Legally Poisoned: How the Law Puts Us at Risk from Toxicants
A Department of Environmental Health Sciences Seminar by Carl Cranor, PhD MSL
Thursday, November 15, 2012
12:00 PM - 1:00 PM
Lecture Hall 43-105 CHS
About the Talk
The quickly advancing science of the developmental origins of disease has profound implications for the law and how we think about protecting our youngest citizens. I describe aspects of this recent science, outline existing laws that aim to protect children and the rest of us, and argue for premarket testing and review laws for all chemical substances. There is also considerable cognitive dissonance between how we treat subjects of medical testing and how we treat citizens by means of our chemical policies.
About the Speaker
Carl F. Cranor (Ph.D. UCLA, M.S.L., Yale Law School) is Distinguished Professor of Philosophy and member of the faculty of the Environmental Toxicology Graduate Program at the University of California, Riverside. For 25 years his research has focused on philosophic issues concerning risks, science and the law. He is the author of Regulating Toxic Substances: A Philosophy of Science and the Law (Oxford, 1993), Toxic Torts: Science, Law and the Possibility of Justice (Cambridge, 2006), and Legally Poisoned: How the Law Puts Us at Risk from Toxicant (Harvard, 2011) as well as co-author of Identifying and Regulating Carcinogens (U.S. Congress, Office of Technology Assessment, 1987), and Valuing Health: Cost Effectiveness Analysis for Regulation (Institute of Medicine, 2006). His research has been supported by substantial grants from the National Science Foundation, the University of California Toxic Substances Research and Teaching Program, and other agencies.

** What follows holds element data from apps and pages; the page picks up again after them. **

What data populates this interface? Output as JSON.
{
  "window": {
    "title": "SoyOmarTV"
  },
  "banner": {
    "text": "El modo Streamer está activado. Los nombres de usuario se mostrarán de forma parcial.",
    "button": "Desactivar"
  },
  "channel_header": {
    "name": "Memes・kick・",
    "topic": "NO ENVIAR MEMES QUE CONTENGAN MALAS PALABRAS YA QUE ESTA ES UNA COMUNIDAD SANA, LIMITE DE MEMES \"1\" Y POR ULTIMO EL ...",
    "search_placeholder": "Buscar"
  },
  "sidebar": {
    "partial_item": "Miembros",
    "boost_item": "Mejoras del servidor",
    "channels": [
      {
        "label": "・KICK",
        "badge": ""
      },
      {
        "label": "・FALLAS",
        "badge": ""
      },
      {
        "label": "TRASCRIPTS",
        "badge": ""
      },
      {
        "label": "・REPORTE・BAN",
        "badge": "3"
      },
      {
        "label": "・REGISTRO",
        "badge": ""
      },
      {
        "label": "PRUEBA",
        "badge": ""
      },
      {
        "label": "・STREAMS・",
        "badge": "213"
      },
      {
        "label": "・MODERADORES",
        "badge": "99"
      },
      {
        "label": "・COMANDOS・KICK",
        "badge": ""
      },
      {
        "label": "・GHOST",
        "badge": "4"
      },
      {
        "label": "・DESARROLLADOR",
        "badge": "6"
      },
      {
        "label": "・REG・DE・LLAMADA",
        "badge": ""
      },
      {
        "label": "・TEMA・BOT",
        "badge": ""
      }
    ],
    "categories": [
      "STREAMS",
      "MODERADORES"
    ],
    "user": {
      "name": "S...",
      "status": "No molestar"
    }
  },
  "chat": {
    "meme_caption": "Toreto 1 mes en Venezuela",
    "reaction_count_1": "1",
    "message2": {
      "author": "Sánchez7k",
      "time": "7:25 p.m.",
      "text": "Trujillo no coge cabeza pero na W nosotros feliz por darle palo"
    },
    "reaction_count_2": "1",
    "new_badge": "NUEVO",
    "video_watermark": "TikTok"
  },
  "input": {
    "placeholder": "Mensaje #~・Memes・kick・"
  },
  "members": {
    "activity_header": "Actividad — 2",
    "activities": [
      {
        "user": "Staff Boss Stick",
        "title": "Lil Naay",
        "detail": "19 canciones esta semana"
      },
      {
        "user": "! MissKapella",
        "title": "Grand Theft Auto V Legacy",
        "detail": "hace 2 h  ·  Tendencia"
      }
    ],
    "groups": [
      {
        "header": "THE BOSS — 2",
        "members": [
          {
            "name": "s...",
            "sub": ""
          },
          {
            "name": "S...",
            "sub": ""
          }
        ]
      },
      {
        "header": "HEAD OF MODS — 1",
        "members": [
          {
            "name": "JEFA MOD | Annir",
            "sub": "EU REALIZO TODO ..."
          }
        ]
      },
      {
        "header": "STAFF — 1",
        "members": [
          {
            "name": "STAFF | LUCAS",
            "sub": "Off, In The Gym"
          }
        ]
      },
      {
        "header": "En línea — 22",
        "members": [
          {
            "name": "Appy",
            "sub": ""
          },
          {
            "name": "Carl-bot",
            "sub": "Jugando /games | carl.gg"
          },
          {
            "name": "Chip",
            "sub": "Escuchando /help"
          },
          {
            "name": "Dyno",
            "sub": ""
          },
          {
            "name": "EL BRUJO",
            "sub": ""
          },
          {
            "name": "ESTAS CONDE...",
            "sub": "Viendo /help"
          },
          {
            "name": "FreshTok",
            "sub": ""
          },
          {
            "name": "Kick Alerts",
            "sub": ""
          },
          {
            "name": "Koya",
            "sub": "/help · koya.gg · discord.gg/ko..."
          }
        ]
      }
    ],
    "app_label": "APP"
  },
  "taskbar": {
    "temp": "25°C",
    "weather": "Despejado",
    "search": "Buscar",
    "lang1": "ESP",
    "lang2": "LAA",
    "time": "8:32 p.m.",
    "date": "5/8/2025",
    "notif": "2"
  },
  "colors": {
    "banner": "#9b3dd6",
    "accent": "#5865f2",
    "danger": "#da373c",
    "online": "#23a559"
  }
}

He has served on science advisory panels (California’s Proposition 65 Panel, its Electric and Magnetic Fields Panel, its Nanotechnology Panel, and its Biomonitoring Scientific Guidance Panel) as well as on Institute of Medicine and National Academy of Sciences Committees. He is an elected fellow of the American Association for the Advancement of Science and the Collegium Ramazzini.